Daragh Brophy and Christine Bohan were production supervisors.

Taz Kelleher is our sound engineer, and design is by Lorcan O’Reilly.

With thanks to Laura Byrne, Susan Daly, Adrian Acosta and Jonathan McCrea.

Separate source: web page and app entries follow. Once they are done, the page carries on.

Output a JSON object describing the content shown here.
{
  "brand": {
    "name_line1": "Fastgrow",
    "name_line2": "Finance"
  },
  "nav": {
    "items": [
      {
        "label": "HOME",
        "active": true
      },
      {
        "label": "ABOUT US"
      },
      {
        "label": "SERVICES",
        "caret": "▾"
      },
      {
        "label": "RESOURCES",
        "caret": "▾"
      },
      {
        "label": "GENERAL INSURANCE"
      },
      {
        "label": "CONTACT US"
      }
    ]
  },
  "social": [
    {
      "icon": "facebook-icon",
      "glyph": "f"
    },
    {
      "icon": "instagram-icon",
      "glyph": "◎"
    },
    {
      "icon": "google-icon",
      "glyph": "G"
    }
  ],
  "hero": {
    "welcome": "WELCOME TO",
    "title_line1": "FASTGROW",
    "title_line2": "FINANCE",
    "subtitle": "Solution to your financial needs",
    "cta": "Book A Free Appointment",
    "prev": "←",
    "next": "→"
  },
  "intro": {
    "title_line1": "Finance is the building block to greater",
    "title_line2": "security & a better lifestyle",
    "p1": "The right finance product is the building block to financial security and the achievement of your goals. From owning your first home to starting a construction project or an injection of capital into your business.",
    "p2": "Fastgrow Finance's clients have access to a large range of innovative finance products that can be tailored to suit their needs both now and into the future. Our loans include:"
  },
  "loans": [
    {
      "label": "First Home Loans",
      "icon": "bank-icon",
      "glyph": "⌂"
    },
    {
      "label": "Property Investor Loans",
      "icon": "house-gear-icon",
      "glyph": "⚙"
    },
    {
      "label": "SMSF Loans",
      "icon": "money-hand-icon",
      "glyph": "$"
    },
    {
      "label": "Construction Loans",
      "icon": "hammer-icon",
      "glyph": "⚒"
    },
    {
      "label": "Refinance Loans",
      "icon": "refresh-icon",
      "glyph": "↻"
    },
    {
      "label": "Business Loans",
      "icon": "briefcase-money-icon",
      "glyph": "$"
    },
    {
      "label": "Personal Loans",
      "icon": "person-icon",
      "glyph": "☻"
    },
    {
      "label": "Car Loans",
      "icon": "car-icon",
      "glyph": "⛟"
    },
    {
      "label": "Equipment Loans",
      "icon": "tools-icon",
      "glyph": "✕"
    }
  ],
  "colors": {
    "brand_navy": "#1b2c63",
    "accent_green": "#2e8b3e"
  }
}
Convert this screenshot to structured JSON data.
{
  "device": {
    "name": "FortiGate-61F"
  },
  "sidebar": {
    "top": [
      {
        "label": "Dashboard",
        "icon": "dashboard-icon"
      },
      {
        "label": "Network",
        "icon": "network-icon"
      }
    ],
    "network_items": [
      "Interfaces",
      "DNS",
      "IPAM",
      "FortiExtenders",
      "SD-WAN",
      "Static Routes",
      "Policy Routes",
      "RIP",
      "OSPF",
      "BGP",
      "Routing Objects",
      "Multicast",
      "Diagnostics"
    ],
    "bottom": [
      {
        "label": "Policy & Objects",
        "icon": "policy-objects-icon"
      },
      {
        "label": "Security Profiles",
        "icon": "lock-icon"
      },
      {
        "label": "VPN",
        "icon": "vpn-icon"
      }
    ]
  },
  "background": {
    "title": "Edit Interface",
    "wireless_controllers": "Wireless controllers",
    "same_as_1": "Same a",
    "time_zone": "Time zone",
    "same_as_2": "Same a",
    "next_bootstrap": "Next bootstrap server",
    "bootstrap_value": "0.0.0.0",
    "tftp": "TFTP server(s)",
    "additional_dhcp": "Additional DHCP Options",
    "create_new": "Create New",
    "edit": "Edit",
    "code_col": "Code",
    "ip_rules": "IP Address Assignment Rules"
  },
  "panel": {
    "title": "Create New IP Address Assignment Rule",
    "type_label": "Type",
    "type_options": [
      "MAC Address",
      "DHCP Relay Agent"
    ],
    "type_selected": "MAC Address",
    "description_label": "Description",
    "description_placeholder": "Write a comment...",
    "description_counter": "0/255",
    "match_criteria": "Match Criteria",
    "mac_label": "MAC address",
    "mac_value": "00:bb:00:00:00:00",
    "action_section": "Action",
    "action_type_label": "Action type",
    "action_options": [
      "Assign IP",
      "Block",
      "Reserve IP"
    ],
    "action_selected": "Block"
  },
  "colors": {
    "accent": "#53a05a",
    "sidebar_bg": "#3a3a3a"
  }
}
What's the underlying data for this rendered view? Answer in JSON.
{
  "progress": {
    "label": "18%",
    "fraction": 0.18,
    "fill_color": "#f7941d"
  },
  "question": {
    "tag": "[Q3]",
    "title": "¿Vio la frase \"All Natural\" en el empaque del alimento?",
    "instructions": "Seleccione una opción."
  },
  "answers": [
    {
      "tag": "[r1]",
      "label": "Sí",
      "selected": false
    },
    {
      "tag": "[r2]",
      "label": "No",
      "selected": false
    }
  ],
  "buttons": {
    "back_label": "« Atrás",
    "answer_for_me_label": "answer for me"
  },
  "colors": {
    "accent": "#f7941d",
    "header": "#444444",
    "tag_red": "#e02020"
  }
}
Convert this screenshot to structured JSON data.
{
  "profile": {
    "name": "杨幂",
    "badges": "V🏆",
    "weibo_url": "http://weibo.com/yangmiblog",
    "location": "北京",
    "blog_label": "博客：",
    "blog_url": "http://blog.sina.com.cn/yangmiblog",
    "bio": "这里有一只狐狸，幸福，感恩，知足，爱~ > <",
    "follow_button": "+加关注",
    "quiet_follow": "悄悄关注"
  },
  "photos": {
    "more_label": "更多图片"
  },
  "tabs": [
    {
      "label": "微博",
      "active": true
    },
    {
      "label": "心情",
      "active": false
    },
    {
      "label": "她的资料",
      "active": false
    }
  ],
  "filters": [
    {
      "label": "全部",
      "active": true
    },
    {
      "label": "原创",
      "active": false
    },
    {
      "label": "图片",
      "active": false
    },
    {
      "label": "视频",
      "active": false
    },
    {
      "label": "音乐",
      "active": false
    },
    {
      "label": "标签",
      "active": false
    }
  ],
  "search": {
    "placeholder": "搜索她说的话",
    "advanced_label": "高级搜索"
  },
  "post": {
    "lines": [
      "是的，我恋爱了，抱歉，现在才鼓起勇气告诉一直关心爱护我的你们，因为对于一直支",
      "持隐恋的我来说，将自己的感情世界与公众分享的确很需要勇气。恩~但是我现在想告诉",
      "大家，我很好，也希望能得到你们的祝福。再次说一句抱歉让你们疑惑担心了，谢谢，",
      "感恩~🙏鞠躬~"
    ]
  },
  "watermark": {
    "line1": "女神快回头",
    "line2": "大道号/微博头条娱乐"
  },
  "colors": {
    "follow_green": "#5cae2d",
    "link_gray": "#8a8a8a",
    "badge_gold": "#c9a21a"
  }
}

If you’ve been affected by any of the issues raised in these episodes, you can contact the Samaritans by calling 116 123.